When you spot the word "index" in a line of the data below, copy that line.

• • • • •

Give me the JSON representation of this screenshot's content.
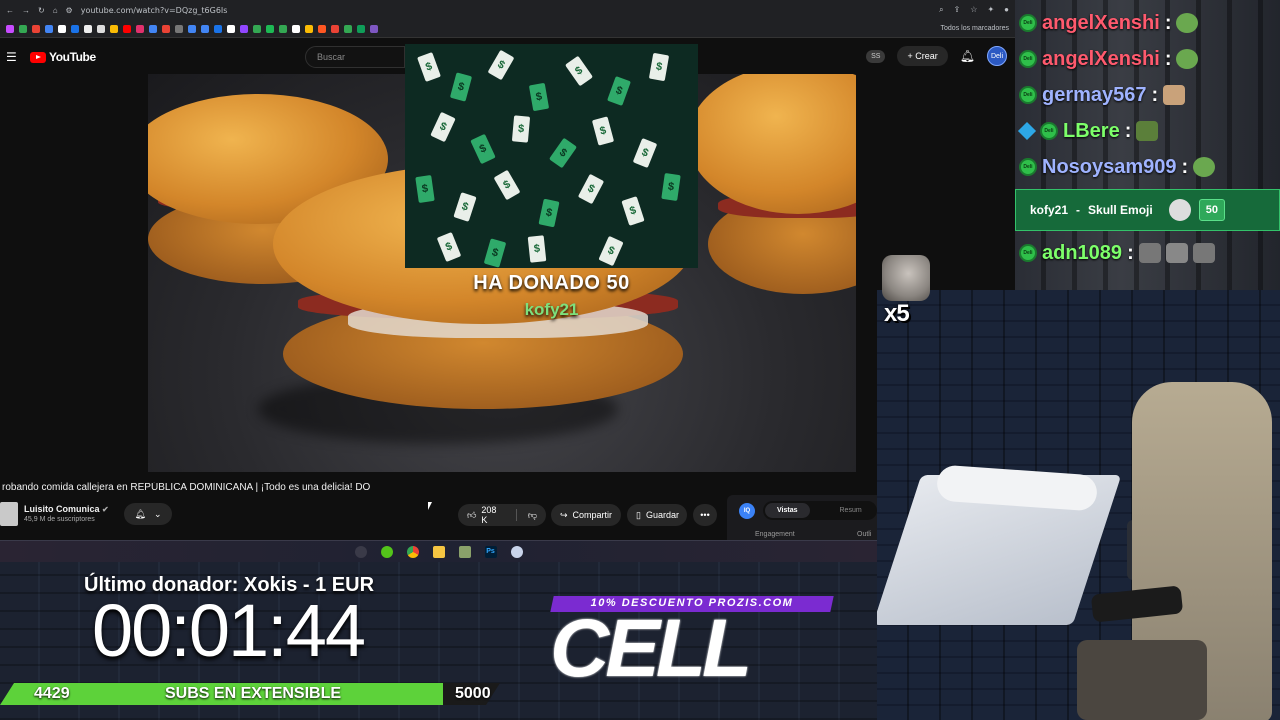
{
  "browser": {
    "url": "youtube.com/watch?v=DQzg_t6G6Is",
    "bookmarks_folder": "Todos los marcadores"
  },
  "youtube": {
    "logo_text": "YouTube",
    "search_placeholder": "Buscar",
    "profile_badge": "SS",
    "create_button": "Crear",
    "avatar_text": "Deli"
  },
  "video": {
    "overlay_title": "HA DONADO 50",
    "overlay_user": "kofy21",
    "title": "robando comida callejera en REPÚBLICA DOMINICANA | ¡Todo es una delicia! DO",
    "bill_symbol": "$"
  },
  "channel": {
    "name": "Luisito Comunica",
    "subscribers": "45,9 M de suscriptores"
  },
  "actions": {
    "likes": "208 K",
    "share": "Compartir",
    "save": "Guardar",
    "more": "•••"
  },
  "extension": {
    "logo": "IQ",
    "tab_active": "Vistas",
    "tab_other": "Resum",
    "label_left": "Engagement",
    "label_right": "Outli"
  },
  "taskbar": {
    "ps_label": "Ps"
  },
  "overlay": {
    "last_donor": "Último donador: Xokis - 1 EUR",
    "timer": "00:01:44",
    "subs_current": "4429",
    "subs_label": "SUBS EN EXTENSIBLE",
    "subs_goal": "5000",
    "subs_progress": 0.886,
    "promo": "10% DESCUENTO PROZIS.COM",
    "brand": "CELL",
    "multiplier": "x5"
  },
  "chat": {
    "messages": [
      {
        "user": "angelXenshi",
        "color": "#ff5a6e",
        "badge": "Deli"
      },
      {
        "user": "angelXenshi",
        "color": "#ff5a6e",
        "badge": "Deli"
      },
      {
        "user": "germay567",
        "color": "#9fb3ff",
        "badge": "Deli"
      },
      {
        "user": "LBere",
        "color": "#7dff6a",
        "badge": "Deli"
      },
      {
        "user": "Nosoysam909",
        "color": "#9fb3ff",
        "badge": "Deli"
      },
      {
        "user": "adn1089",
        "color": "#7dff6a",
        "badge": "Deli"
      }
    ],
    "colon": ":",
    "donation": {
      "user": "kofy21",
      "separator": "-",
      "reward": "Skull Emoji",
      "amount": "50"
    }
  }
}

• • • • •

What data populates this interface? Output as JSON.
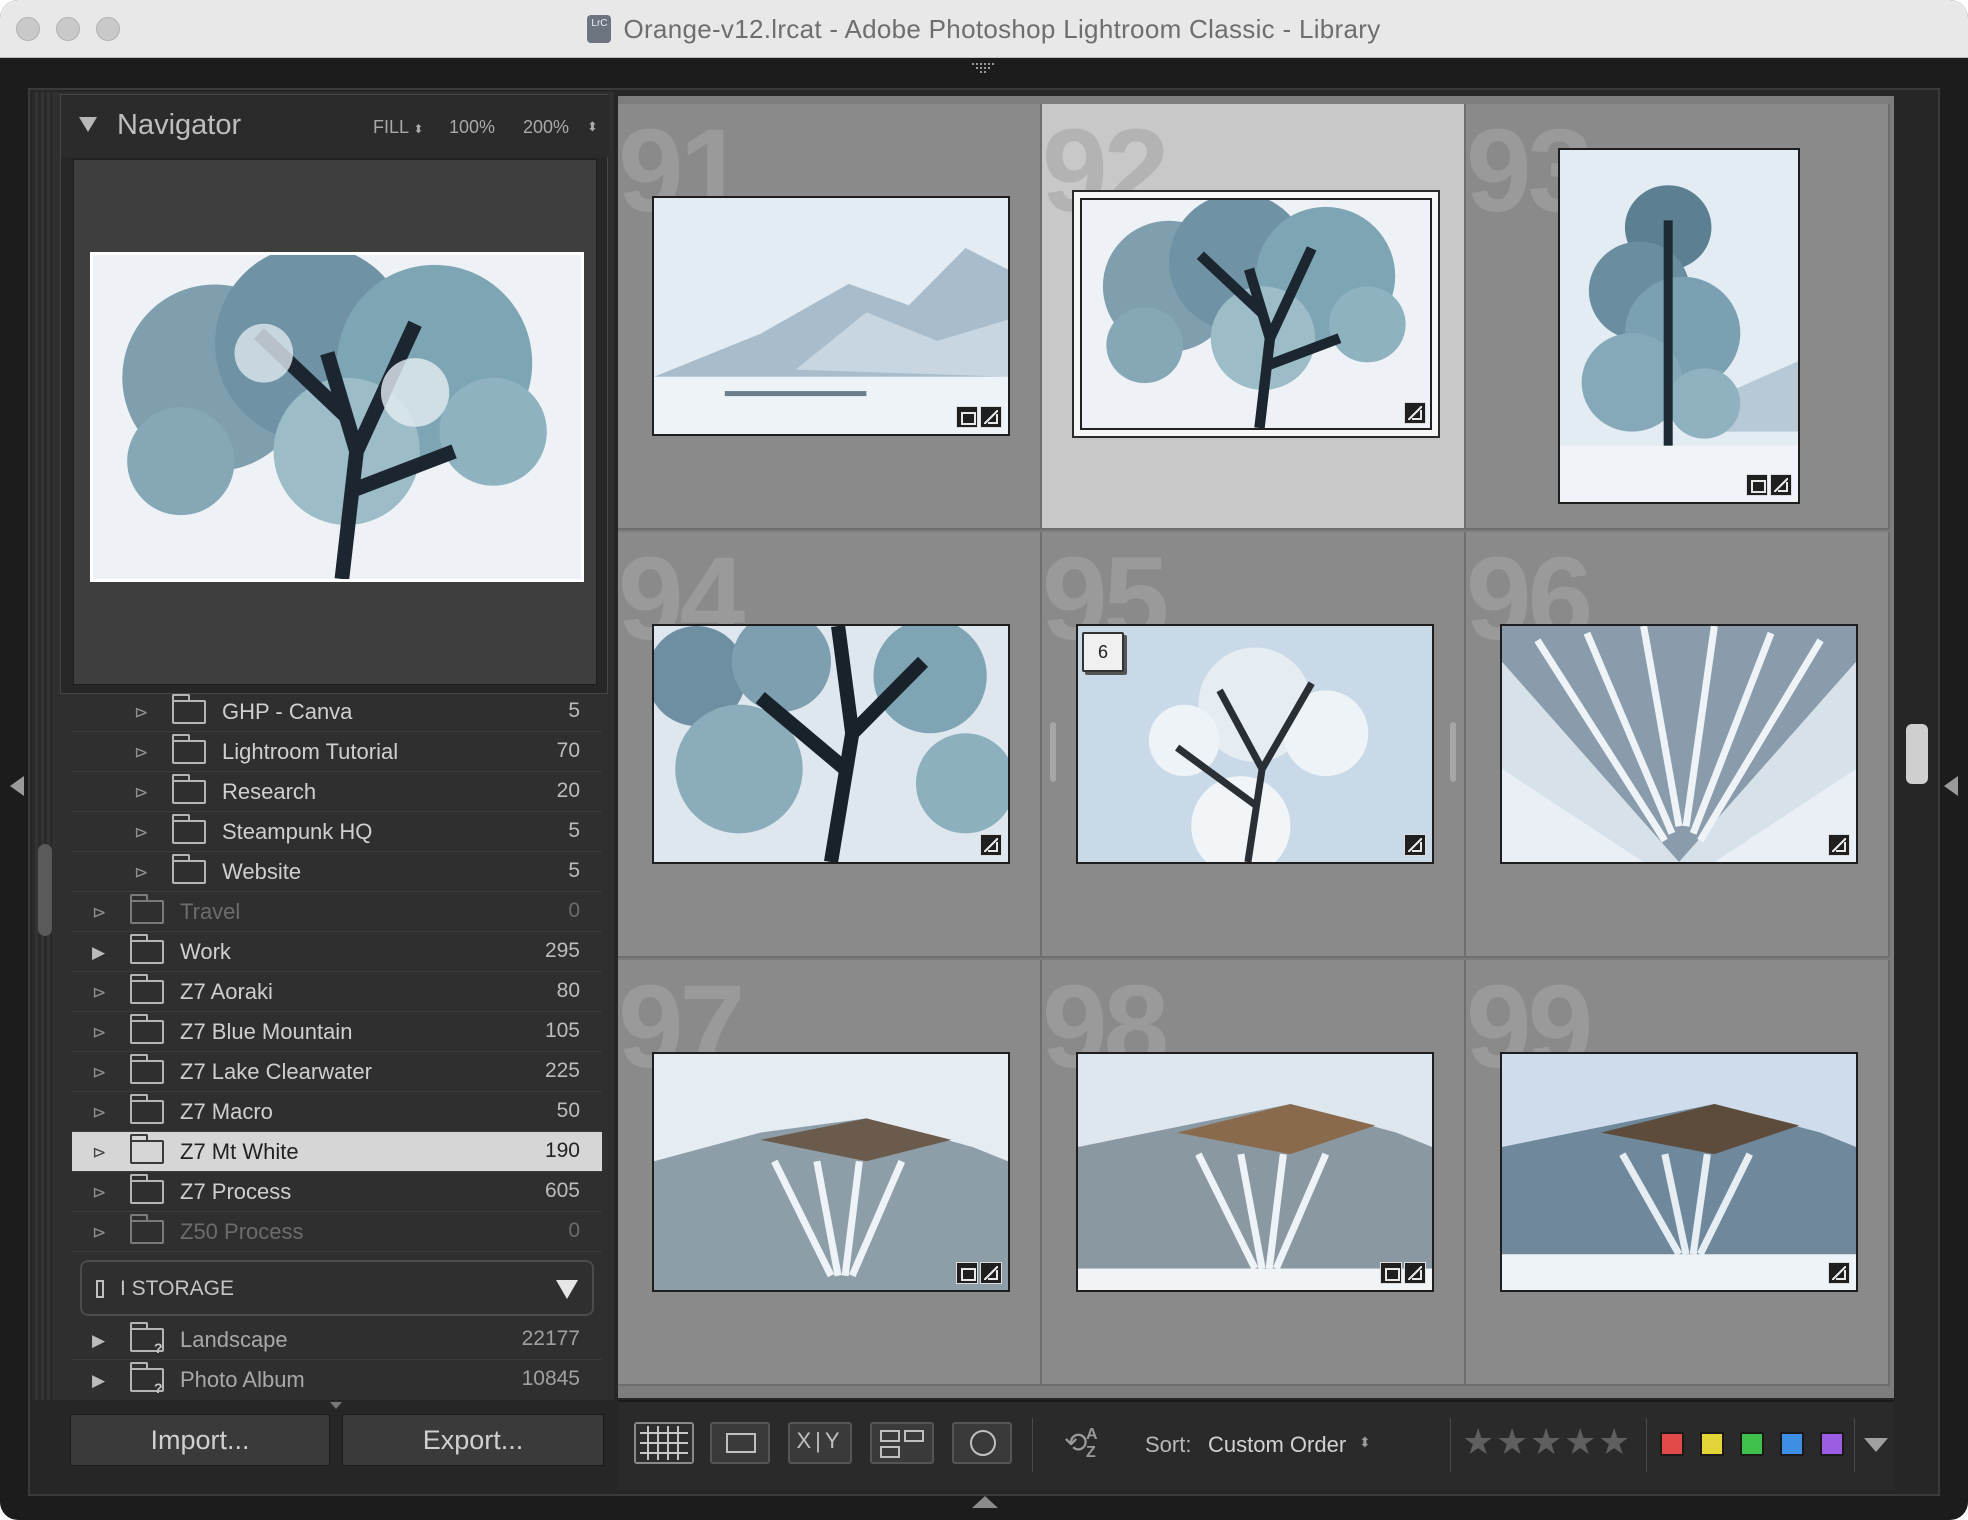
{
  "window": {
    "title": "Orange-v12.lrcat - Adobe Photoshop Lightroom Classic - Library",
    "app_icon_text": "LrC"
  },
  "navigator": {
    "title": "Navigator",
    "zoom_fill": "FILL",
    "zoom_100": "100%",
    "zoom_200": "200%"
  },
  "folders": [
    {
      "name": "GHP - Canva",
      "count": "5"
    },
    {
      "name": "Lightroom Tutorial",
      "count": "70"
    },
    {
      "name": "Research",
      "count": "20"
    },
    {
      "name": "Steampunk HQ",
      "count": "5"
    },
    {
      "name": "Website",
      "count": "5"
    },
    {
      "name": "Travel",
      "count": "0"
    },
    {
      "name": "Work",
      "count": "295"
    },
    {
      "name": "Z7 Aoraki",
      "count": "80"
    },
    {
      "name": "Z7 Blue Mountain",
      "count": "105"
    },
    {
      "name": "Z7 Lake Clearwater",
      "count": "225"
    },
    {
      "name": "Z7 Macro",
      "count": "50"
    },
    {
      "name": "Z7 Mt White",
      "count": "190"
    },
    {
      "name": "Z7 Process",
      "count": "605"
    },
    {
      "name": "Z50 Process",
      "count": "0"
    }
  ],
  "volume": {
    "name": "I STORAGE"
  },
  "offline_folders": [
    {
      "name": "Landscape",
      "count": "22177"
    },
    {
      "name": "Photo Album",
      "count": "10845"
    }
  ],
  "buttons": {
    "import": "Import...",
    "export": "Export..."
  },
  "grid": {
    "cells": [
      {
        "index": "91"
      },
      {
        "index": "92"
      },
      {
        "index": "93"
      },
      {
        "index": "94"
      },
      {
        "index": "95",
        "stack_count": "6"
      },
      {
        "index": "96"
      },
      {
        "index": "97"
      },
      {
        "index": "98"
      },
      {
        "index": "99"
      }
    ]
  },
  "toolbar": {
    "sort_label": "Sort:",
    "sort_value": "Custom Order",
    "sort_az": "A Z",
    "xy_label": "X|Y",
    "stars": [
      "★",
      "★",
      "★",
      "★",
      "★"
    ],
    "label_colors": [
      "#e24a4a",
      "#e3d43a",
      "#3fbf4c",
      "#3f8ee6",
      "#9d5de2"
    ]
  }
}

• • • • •

-- Solution to this task --
        "index": "91"
        "index": "92"
        "index": "93"
        "index": "94"
        "index": "95",
        "index": "96"
        "index": "97"
        "index": "98"
        "index": "99"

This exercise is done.